Records provided: Begin

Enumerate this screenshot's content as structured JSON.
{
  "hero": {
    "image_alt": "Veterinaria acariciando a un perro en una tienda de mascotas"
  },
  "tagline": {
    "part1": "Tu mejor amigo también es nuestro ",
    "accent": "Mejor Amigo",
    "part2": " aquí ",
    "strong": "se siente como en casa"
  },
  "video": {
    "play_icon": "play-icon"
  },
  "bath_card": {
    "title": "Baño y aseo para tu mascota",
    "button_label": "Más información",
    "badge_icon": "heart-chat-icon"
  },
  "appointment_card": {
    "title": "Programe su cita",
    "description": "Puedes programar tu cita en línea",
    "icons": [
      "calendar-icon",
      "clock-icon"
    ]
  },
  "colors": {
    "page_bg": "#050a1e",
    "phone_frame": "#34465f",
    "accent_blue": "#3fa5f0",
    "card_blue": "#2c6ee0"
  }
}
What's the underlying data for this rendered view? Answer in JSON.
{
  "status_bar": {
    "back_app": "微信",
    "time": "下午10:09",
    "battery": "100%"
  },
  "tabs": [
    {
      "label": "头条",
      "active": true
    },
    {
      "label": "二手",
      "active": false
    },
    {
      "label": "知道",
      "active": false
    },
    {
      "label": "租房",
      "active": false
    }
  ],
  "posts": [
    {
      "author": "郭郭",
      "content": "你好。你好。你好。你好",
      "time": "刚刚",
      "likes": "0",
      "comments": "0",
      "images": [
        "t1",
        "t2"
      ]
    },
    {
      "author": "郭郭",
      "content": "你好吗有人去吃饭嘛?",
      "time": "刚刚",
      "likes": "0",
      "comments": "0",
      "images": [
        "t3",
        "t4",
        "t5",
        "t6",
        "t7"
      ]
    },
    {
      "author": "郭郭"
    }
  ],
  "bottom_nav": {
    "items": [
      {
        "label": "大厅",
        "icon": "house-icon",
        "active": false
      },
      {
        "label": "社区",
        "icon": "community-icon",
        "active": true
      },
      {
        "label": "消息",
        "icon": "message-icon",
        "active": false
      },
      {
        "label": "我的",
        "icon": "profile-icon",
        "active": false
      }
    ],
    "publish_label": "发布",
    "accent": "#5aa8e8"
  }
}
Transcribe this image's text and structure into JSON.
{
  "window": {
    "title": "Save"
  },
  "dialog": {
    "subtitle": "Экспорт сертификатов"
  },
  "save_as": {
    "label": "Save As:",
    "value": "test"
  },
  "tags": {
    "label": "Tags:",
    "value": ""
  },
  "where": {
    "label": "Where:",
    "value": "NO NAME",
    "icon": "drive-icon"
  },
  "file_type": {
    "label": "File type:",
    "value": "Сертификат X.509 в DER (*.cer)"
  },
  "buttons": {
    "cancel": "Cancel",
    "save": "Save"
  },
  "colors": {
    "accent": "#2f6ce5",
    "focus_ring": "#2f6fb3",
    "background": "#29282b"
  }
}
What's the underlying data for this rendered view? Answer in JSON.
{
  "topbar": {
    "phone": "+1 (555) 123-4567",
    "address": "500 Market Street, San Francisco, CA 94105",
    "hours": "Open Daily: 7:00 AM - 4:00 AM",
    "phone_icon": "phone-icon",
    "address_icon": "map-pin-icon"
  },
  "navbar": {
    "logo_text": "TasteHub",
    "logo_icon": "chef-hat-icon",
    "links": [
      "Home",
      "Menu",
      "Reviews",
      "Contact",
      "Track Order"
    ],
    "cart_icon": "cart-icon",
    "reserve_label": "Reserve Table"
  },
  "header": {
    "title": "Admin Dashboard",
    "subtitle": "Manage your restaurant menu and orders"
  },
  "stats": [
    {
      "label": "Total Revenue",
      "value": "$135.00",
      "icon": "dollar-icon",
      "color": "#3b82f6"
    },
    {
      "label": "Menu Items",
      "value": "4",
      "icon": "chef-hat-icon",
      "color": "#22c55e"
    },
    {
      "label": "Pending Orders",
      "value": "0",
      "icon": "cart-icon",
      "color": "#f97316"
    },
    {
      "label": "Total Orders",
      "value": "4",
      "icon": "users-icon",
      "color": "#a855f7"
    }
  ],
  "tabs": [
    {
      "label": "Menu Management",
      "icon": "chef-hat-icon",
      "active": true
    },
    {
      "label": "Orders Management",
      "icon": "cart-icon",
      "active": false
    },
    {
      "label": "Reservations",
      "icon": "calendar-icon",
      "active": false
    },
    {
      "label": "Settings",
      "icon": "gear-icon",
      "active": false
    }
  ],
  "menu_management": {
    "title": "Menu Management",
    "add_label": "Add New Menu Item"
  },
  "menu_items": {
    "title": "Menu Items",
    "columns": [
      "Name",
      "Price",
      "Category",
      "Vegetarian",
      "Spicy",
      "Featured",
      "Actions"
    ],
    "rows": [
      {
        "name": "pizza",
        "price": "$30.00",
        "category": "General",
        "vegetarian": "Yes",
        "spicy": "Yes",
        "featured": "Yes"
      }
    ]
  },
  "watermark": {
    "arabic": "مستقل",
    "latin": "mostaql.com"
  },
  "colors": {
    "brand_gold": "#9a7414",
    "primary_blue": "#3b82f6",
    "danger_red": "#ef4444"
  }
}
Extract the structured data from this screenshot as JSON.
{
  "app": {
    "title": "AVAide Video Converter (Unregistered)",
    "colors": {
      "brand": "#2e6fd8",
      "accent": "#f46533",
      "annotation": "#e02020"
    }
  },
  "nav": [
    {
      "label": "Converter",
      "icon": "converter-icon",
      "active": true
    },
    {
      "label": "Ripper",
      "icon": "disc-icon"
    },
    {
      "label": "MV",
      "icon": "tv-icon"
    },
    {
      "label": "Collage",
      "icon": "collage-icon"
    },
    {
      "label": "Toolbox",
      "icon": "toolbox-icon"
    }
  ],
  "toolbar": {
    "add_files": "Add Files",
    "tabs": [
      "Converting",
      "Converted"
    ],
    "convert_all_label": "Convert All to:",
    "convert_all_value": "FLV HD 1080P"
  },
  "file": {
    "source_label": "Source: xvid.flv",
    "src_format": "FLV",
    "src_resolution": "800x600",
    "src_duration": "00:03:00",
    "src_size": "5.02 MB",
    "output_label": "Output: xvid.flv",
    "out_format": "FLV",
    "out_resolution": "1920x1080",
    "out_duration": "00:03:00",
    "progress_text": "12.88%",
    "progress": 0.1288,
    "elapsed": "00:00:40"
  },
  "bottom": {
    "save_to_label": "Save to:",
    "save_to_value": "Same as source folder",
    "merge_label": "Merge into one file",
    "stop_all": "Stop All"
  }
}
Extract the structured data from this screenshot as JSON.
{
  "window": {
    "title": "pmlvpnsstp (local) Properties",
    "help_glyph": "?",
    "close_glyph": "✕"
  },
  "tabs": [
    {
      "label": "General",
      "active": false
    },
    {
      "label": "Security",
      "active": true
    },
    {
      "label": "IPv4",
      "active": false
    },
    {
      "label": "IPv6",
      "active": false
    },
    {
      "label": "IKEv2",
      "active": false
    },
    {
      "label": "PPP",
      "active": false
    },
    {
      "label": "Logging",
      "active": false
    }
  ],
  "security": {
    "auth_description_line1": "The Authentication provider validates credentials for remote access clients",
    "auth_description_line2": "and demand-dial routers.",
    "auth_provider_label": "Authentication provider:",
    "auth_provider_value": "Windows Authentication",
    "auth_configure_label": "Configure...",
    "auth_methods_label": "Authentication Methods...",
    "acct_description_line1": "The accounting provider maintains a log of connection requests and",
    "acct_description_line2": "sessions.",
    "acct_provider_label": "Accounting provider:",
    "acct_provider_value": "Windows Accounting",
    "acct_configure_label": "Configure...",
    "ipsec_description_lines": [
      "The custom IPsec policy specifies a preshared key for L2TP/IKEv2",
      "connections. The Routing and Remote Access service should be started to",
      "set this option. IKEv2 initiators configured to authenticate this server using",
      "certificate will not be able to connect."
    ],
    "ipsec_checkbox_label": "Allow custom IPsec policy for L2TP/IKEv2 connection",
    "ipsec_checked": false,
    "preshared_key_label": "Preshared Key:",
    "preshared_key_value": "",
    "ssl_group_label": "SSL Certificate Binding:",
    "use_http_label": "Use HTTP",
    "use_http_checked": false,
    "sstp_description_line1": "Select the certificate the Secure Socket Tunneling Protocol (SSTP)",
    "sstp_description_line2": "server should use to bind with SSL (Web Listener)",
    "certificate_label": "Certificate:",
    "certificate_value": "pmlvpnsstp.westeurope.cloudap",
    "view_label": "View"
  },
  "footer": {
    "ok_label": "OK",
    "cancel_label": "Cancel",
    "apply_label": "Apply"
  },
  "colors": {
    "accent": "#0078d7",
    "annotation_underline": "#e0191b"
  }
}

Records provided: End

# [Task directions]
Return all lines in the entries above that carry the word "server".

# [Result]
      "set this option. IKEv2 initiators configured to authenticate this server using",
    "sstp_description_line2": "server should use to bind with SSL (Web Listener)",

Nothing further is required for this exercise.